The computer reading is getting better with each operating system version. The picture is a link to the unretouched wma file from the Sound Recorder for this capture. Does the computer have an accent?
After enhancing a narration in an audio editing app, it would be ready to use as an audio accent in the movie project.... this one doesn't fit, as the Gettysburg Address came years after the battle of Charles River Crossroads.
Recording Website Text
Another way to get audio for accenting is to download it from the Internet Archives.
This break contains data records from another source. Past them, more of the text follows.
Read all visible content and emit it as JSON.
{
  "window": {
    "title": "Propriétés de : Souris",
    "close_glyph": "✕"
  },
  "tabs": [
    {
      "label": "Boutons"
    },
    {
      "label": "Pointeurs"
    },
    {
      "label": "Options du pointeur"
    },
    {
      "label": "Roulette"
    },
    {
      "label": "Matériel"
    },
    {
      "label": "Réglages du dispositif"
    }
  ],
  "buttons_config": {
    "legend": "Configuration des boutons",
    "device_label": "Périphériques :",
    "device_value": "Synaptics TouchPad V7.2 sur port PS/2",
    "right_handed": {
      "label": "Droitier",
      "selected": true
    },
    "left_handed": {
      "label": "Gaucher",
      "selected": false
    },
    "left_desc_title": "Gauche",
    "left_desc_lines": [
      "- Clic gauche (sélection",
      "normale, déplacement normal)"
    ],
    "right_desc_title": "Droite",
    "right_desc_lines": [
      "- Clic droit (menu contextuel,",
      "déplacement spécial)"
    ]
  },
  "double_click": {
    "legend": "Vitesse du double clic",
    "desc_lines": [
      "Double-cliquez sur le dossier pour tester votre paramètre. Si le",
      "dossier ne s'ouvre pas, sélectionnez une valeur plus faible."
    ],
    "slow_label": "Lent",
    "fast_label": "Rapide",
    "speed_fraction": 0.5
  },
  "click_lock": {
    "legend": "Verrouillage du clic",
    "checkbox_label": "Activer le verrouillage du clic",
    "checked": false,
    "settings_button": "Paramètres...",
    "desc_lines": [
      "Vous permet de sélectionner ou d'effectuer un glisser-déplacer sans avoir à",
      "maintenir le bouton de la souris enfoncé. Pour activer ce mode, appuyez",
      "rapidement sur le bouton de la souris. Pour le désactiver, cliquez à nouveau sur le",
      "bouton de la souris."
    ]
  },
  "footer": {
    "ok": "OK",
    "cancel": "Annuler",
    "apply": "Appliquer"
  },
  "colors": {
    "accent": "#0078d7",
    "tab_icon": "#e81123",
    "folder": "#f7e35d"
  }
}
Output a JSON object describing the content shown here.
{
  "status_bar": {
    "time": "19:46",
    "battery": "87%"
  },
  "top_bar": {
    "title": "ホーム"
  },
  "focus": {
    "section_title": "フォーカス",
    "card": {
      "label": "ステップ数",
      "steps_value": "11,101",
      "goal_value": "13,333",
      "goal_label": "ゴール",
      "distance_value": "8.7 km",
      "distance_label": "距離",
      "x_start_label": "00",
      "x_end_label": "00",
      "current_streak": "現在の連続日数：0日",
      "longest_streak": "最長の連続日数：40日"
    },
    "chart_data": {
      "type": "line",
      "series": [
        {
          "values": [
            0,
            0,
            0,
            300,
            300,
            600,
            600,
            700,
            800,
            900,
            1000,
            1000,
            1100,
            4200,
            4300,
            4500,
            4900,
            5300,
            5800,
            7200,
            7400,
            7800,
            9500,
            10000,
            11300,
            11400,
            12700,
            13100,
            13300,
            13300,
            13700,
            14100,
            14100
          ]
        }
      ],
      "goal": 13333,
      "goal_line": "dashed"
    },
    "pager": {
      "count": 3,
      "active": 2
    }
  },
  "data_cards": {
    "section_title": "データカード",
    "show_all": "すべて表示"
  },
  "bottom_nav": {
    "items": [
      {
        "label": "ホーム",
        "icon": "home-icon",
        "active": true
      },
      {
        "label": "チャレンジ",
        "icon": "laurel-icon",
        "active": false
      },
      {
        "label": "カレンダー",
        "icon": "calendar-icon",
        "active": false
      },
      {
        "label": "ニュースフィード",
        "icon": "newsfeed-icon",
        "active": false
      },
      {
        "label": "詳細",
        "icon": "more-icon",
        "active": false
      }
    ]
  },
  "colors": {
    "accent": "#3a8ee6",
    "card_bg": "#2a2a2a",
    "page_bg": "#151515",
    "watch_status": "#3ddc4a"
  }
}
A radio broadcast special about Abraham Lincoln, done by Orson Wells, includes a segment from the time of the reenacted battle... I might use as background audio over some of the 3 panning stories...

Final Assembly
Vista's Movie Maker beats MM2.1 'hands-down' as the best assembly tool. I say that because it lets me freely mix standard and widescreen video clips without distortion.
I set the project option to widescreen, as that's how I shot most of the camcorder footage. Here's the start of the storyboard, showing
  • an opening clip made by MM2.1
  • a Photo Story 3 project showing one of the brochure pages
  • the 'Battlefield' segment... a widescreen video made in MM6
  • another Photo Story 3 project made from another of the brochure pages
  • the 'VillageScenes' segment... widescreen by MM6
  • one of the imported camcorder clips... shot widescreen 
Vista - mix standard and widescreen
Doing this in MM2 would stretch the clips to suit, to remove the black side borders from the standard aspect ratio clips... distorting the images. Doing it in Vista adds borders as needed to retain the video shapes.

Conclusion and Closing... and What's Next?
I guess I'm now the volunteer videographer for this library event... the participants who are so involved are so much in keeping with the times that they leave all their modern stuff home, including cameras and camcorders. I know a number of them are looking forward to seeing our pix and videos.
Many posters ask where to get copyright free images, video, music. A great option is to record them yourself at such an event.
This newsletter is a little later than usual... yesterday at the Ann Arbor Art Fair got in the way... more pix and clips went into the library, but nothing close to the material for the Civil War reenactment movie.
Have a great week and enjoy your summer fun and video work...